Chernous said he and his family have several friends who also immigrated from Ukraine in Buncombe County. They also have friends who immigrated from other Eastern European countries, such as Moldova and Russia.
“We have a really big community as a whole,” Chernous said. “It’s very tightknit.”
Similarly, Andrey Medvedev regularly gathers with fellow Eastern European immigrants at Russian Chapel Hills, a vineyard he owns in Polk County.
Medvedev immigrated to the U.S. from Russia in 2009 for two reasons: He wanted to start a winery in the United States and was anxious about Russia’s political future.
When he found out Putin invaded Ukraine last week, Medvedev, who fought for the Soviet army in Afghanistan from 1985-87, said he was shocked.
“I’m against war,” he said. “I don’t want war anymore. I know war. I have touched it with my hands. I know what it is in reality, not on a TV screen.
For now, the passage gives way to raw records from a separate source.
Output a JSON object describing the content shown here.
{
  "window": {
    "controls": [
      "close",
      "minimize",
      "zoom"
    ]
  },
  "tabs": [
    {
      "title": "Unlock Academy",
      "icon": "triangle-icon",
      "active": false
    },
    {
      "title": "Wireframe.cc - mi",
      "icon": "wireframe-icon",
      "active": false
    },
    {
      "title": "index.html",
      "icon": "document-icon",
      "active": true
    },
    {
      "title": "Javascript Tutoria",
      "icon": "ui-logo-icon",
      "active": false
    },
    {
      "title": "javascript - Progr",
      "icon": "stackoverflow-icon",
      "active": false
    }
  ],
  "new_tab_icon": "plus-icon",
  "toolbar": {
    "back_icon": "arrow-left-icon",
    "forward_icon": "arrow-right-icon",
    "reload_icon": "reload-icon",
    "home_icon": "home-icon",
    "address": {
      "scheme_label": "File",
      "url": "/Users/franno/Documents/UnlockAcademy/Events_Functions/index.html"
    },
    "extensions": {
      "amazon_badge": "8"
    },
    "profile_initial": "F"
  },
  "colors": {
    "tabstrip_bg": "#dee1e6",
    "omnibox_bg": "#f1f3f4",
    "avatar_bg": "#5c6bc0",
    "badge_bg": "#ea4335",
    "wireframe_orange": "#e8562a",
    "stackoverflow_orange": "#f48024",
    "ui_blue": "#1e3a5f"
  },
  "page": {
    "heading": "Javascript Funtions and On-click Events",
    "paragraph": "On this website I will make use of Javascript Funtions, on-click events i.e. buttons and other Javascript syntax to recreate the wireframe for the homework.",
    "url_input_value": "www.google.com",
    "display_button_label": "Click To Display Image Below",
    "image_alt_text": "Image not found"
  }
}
“I’ve got many friends who are now Ukrainians, who were my brothers in Afghanistan. We saw the war together, shoulder to shoulder. And now my country is fighting these people — I cannot stand it.”
Shymonyak said he feels similar disbelief, but more so, he feels angry.
“There are no words to describe it,” he said about watching the attacks unfold in his home country.
“Honestly, there are no words. You feel so mad. I can’t even describe it. I’ve never had the feeling before.”
What can you do?
If you’re interested in assisting humanitarian efforts in Ukraine, here’s a list of some organizations accepting donations: